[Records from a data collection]
....................

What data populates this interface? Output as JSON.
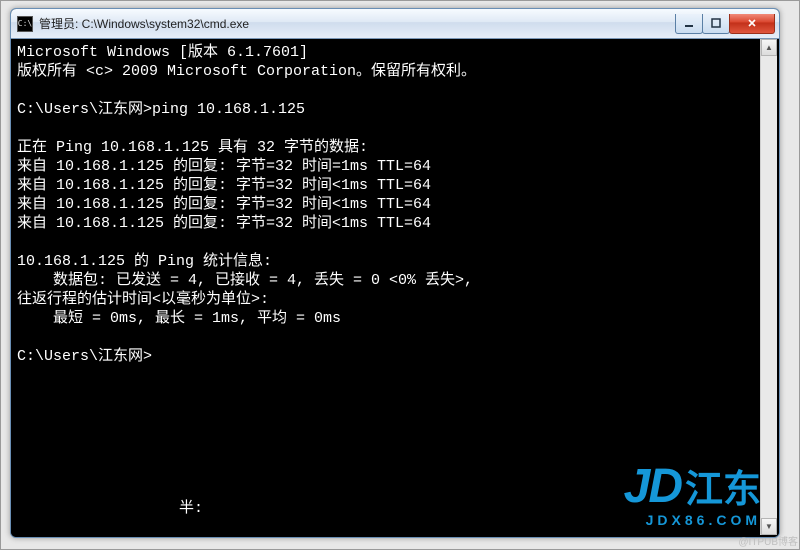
{
  "window": {
    "icon_label": "C:\\",
    "title": "管理员: C:\\Windows\\system32\\cmd.exe",
    "buttons": {
      "minimize_name": "minimize-button",
      "maximize_name": "maximize-button",
      "close_name": "close-button"
    }
  },
  "terminal": {
    "lines": [
      "Microsoft Windows [版本 6.1.7601]",
      "版权所有 <c> 2009 Microsoft Corporation。保留所有权利。",
      "",
      "C:\\Users\\江东网>ping 10.168.1.125",
      "",
      "正在 Ping 10.168.1.125 具有 32 字节的数据:",
      "来自 10.168.1.125 的回复: 字节=32 时间=1ms TTL=64",
      "来自 10.168.1.125 的回复: 字节=32 时间<1ms TTL=64",
      "来自 10.168.1.125 的回复: 字节=32 时间<1ms TTL=64",
      "来自 10.168.1.125 的回复: 字节=32 时间<1ms TTL=64",
      "",
      "10.168.1.125 的 Ping 统计信息:",
      "    数据包: 已发送 = 4, 已接收 = 4, 丢失 = 0 <0% 丢失>,",
      "往返行程的估计时间<以毫秒为单位>:",
      "    最短 = 0ms, 最长 = 1ms, 平均 = 0ms",
      "",
      "C:\\Users\\江东网>",
      "",
      "",
      "",
      "",
      "",
      "",
      "",
      "                  半:"
    ]
  },
  "logo": {
    "jd": "JD",
    "cn": "江东",
    "sub": "JDX86.COM"
  },
  "watermark": "@ITPUB博客"
}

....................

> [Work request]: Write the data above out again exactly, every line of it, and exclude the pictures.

> [Written reply]:
What data populates this interface? Output as JSON.
{
  "window": {
    "icon_label": "C:\\",
    "title": "管理员: C:\\Windows\\system32\\cmd.exe",
    "buttons": {
      "minimize_name": "minimize-button",
      "maximize_name": "maximize-button",
      "close_name": "close-button"
    }
  },
  "terminal": {
    "lines": [
      "Microsoft Windows [版本 6.1.7601]",
      "版权所有 <c> 2009 Microsoft Corporation。保留所有权利。",
      "",
      "C:\\Users\\江东网>ping 10.168.1.125",
      "",
      "正在 Ping 10.168.1.125 具有 32 字节的数据:",
      "来自 10.168.1.125 的回复: 字节=32 时间=1ms TTL=64",
      "来自 10.168.1.125 的回复: 字节=32 时间<1ms TTL=64",
      "来自 10.168.1.125 的回复: 字节=32 时间<1ms TTL=64",
      "来自 10.168.1.125 的回复: 字节=32 时间<1ms TTL=64",
      "",
      "10.168.1.125 的 Ping 统计信息:",
      "    数据包: 已发送 = 4, 已接收 = 4, 丢失 = 0 <0% 丢失>,",
      "往返行程的估计时间<以毫秒为单位>:",
      "    最短 = 0ms, 最长 = 1ms, 平均 = 0ms",
      "",
      "C:\\Users\\江东网>",
      "",
      "",
      "",
      "",
      "",
      "",
      "",
      "                  半:"
    ]
  },
  "logo": {
    "jd": "JD",
    "cn": "江东",
    "sub": "JDX86.COM"
  },
  "watermark": "@ITPUB博客"
}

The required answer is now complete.